This is the 12th in the “Discworld” series, a British humor/fantasy bunch of books comparable in style to “Hitchhikers’ Guide to the Galaxy,” but it’s only the setting (a flat world resting on the back of four elephants resting on the back of a turtle) that’s consistent, not so much the characters, so it’s not necessary to read the previous ones, though a couple of the jokes are running gags or references to the previous ones.

Why I’m bothering to review this is its picture of gods and how they work, and what this exemplifies about the treatment of the metaphysical in popular, fun fiction, and really, what good religion is to us in these modern times. Plus, there’s a whose section of the book that takes place in a fictional version of Athens with a lot of fine jokes about ancient philosophy, a brand of humor that I’ve not seen in a whole lot of other places.

It’s been posited before in fiction that gods get their power from the attention and belief of their believers. This is a flippant response to the obvious goofiness of why gods (modern or ancient) would have any interest in our belief, let alone worshiping and groveling and sacrificing lambs and such. Were I a god, all this fawning would make me pretty uncomfortable, but of course gods were invented in an age of crushing despots, where the god is super-king and often serves to reinforce the rule of the king.

Well, “Small Gods” explores that line of thought, with the premise that there’s an entire nation (Omnia) devoted to one big god (Om), but the church has become so institutionalized (with a violent “Quisition” torturing and killing anyone even smelling of heresy, or anyone else that its leaders feel like), that in fact almost no one actually believes in Om any more, with the consequence that when Om decides to become an animal and visit the earth for a bit, instead of a big fiery bull or something, he becomes a tortoise, with the mentality and approximate abilities of a tortoise, and it’s only when the SOLE believer left in the country, a low-level monk and gardener, happens to pop by, that Om is able to communicate with him, have some rational self-reflection, and do some minor god-like acts (e.g. lightning bolts on par with a bad static electric shock), and so he wants to use said believer as a vehicle to get his powers back, and so hilarity ensues.

So, what’s the philosophical import? Well, first, religious history is filled with good stuff to make fun of, and however much or little you may think it applies to your modern belief system, that whole “I’m a jealous god and will kick your ass” thing from the old Testament and Greek mythology and such is pretty amusing.
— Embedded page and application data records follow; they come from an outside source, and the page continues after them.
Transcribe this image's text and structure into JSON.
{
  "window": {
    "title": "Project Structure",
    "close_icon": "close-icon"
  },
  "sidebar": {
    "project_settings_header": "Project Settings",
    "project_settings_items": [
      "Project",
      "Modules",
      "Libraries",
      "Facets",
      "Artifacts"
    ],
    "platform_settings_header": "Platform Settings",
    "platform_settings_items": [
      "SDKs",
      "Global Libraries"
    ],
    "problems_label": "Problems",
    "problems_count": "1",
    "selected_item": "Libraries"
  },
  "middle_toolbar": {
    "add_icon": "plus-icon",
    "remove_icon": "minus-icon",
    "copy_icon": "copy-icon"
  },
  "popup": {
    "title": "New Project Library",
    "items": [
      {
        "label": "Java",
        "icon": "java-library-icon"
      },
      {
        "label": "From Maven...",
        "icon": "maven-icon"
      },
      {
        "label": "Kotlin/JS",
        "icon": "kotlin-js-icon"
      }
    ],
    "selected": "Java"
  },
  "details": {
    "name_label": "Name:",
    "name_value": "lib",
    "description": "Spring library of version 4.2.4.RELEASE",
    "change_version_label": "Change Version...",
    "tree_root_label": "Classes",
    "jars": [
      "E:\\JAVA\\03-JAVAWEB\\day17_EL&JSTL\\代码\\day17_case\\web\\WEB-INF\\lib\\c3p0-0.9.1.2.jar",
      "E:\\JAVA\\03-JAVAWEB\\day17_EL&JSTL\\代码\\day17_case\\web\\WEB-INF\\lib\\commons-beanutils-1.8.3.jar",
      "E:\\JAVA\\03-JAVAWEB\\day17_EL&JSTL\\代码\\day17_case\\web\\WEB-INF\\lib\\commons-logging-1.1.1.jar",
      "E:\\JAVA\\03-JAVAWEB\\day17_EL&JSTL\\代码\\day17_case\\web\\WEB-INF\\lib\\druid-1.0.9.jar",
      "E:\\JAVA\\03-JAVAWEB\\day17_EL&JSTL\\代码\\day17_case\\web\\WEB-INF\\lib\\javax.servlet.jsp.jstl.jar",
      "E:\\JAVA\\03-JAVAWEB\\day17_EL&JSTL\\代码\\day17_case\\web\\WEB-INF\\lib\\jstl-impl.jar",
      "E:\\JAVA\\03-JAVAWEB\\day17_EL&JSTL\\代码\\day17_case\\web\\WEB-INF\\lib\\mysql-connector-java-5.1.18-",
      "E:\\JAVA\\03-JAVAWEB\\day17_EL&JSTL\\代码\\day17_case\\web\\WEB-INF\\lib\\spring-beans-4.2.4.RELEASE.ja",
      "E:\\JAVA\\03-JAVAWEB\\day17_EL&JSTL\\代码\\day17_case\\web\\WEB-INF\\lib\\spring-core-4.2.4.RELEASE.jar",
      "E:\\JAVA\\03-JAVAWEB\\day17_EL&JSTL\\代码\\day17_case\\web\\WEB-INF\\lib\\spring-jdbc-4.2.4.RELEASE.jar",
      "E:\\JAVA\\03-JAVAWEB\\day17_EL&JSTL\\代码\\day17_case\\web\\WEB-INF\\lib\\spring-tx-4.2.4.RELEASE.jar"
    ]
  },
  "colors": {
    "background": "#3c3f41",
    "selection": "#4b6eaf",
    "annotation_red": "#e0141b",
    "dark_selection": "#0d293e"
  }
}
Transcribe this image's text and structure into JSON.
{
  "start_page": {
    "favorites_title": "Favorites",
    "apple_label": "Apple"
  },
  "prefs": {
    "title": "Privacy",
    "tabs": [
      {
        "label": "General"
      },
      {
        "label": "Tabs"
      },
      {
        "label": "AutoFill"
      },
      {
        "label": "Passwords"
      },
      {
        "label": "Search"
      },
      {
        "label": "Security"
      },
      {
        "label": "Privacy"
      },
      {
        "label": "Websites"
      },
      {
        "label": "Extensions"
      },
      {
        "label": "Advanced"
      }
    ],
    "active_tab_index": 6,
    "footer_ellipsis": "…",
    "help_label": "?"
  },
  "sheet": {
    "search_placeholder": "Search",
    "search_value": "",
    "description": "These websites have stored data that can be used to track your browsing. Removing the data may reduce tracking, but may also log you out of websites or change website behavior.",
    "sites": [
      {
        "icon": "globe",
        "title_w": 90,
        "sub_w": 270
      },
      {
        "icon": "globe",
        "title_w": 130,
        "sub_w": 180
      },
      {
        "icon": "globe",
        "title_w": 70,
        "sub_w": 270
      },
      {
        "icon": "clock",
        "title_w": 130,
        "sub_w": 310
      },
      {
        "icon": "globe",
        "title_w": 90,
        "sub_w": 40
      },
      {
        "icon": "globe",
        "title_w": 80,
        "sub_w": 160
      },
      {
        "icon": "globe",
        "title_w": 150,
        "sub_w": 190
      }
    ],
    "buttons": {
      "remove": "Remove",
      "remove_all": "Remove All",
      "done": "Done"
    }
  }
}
So, it sure is fun to play with such ideas, and my reading tendencies have favored this direction (e.g. Mike Carey’s comic book series “Lucifer” is another example, as well as its parent series, Neil Gaiman’s “The Sandman,” as well as most of the rest of what Neil Gaiman’s ever written).

…And it’s not just the internal content of old belief systems that’s strange and fun, but the relationship of belief to ordinary life, to technology, to politics, that makes for many a fine plot. I won’t pretend that “Small Gods” has anything profound to say about morality (e.g. that you should not kill in the name of belief) or philosophy (that most of it is useless, except that one idea out of 100 that creates some new massive technological boom), but like any good philosophical fiction, it gets ya thinkin’, which is, really, the best we can hope for, even from a source that claims to be serious, and moreover, the thinking is brought about in a way that is actually enjoyable, unlike most philosophical texts or more ham-handed and less reflective attempts at philosophical fiction (like, say “Brave New World”). Pratchett is working in the tradition of Voltaire (“Candide”), with the added benefit of the advance in years/thinking/distance from the time when religion dominated the earth. So, yes, I recommend the book.

Nov 102009

Discussing The Genealogy of Morals (mostly the first two essays) and Beyond Good and Evil Ch. 1 (The Prejudices of Philosophers), 5 (Natural History of Morals), and 9 (What is Noble?).

We go through Nietzsche’s convoluted and historically improbable stories about about the transition from master to slave morality and the origin of bad conscience. Why does he diss Christianity? Is he an anti-semite? Was he a lazy, arrogant bastard? What does he actually recommend that we do?

Buy the Genalogy and Beyond Good and Evil or get them online here and here.

End song: “The Greatest F’in Song in the World,” from 1998′s Mark Lint and the Fake Johnson Trio Get the whole album free.